We found fewer tiles and iron nails than in A1, but recovered glass trade beads and a metal butchering knife, and recovered a small oil lamp known as a bec de corbeau (raven’s beak) lamp, made of iron, similar to one found at Red Bay (James Tuck, pers. comm.). Such a lamp would have provided light but would have been less efficient for heating and cooking than the larger soapstone lamps used by the Inuit. We also recovered another fragment of an Inuit soapstone vessel from Area 2, making a total of three Inuit vessels so far found at Hare Harbor. Excavations in Areas 3 and 4 produced other surprises.Test pits in the boggy area east of Area 2 revealed a Basque layer with excellent wood preservation beneath a layer of water-logged peat.

In addition to numerous pieces of axe-cut wood we found barrel staves and a decorated wood pin or skewer. One pit exposed part of a plank wood floor (left) that may be part of a habitation structure.

Inuit soapstone fragment
Inuit soapstone lamp fragment
wood pin
Wood pin
lead sinker
Lead sinker
Area 4 revealed a hearth around which we found spalls of European flint used for making fire. But microblades of Newfoundland chert were even more surprising, revealing that the site had been first settled by Groswater Paleoeskimo people 2000 years earlier than the Basques. This was further confirmed by a soapstone lamp fragment found beneath the floor pavement of the Basque workshop. While cleaning up this floor we also found more glass trade beads and grey Normandy stoneware, a flint nodule from a fire-making kit, and a lead fishing sinker.
Groswater microblade
Groswater microblade
glass beads
Glass beads from the Petit Mécatina collection
Normandy stoneware vessel
Normandy stoneware vessel reconstructed by Anja Herzog from 2003, 2004 excavations

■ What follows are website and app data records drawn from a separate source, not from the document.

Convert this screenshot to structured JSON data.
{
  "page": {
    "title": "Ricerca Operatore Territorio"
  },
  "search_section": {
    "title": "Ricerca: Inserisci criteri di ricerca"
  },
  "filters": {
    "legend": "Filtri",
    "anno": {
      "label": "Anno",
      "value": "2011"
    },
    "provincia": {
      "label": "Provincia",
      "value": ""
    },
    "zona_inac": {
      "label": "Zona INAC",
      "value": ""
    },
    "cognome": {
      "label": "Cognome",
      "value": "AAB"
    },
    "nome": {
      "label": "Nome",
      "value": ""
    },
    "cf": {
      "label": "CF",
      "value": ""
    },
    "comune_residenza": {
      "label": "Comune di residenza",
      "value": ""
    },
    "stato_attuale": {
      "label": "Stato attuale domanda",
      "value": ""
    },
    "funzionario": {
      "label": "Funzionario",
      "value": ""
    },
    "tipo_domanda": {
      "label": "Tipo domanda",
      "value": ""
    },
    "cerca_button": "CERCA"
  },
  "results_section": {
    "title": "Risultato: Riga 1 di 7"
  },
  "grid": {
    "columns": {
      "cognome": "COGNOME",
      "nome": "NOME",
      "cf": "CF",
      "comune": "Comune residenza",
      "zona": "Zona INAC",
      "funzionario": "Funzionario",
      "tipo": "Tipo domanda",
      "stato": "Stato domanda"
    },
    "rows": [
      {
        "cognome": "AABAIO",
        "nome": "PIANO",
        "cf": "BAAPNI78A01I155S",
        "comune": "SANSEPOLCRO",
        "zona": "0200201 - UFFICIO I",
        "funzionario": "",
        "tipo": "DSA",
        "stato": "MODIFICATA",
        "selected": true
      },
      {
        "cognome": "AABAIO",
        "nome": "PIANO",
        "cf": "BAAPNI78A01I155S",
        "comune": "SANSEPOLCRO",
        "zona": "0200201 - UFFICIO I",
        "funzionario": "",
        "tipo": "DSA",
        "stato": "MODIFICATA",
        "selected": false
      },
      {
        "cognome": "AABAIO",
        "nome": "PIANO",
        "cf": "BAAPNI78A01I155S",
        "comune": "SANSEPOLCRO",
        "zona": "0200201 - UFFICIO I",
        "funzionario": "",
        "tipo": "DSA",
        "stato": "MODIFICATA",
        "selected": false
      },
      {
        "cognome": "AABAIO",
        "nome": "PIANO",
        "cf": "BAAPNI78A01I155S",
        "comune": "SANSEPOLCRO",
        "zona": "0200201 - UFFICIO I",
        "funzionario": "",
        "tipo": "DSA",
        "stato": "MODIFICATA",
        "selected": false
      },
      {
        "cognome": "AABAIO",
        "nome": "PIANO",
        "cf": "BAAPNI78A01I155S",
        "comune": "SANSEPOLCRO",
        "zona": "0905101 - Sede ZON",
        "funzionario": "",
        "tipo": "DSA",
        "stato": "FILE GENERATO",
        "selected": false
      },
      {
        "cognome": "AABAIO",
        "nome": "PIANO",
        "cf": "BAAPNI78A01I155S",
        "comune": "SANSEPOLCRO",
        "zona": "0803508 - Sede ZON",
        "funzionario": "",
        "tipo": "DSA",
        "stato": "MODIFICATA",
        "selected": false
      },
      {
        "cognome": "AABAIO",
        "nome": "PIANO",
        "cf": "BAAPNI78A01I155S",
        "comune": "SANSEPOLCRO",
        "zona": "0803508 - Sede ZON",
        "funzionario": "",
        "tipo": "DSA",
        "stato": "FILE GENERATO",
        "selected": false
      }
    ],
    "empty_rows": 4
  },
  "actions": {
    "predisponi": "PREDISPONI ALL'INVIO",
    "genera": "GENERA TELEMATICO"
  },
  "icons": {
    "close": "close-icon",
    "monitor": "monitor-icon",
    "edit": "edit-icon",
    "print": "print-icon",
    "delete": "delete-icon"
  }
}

DATING    Anja Herzog’s study of the artifacts this year provided new information for dating the site, which we initially believed was occupied in the 16th century, like Red Bay and other Basque whaling locations. However, we were puzzled therefore by the presence of clay pipes, glass beads, and ceramic types dating to the 17th C. Now, a neutron activation study of the glass beads conducted by Anja and Jean-Francois Moreau of University of Quebec at Chicoutimi suggests a dates from A.D. 1630-1750, and this range agrees with the clay pipes and stoneware.The new dates also help explain the absence of whale blubber furnaces at Hare Harbor. While we do have small amounts of whalebone and baleen, we are now fairly confident that Hare Harbor is a 17-18th C. Basque fishing and trading site. Historical documents show that most of the Basque whaling fleet was lost in the Spanish Armada of 1588. After that many Basque whalers shipped out as harpooners on Dutch ships, but a small number of Basque vessels continued to come each summer to the Gulf for seals, fish, trade, and the occasional whale if they could catch one. The remains from Hare Harbor seem to fit this historical picture.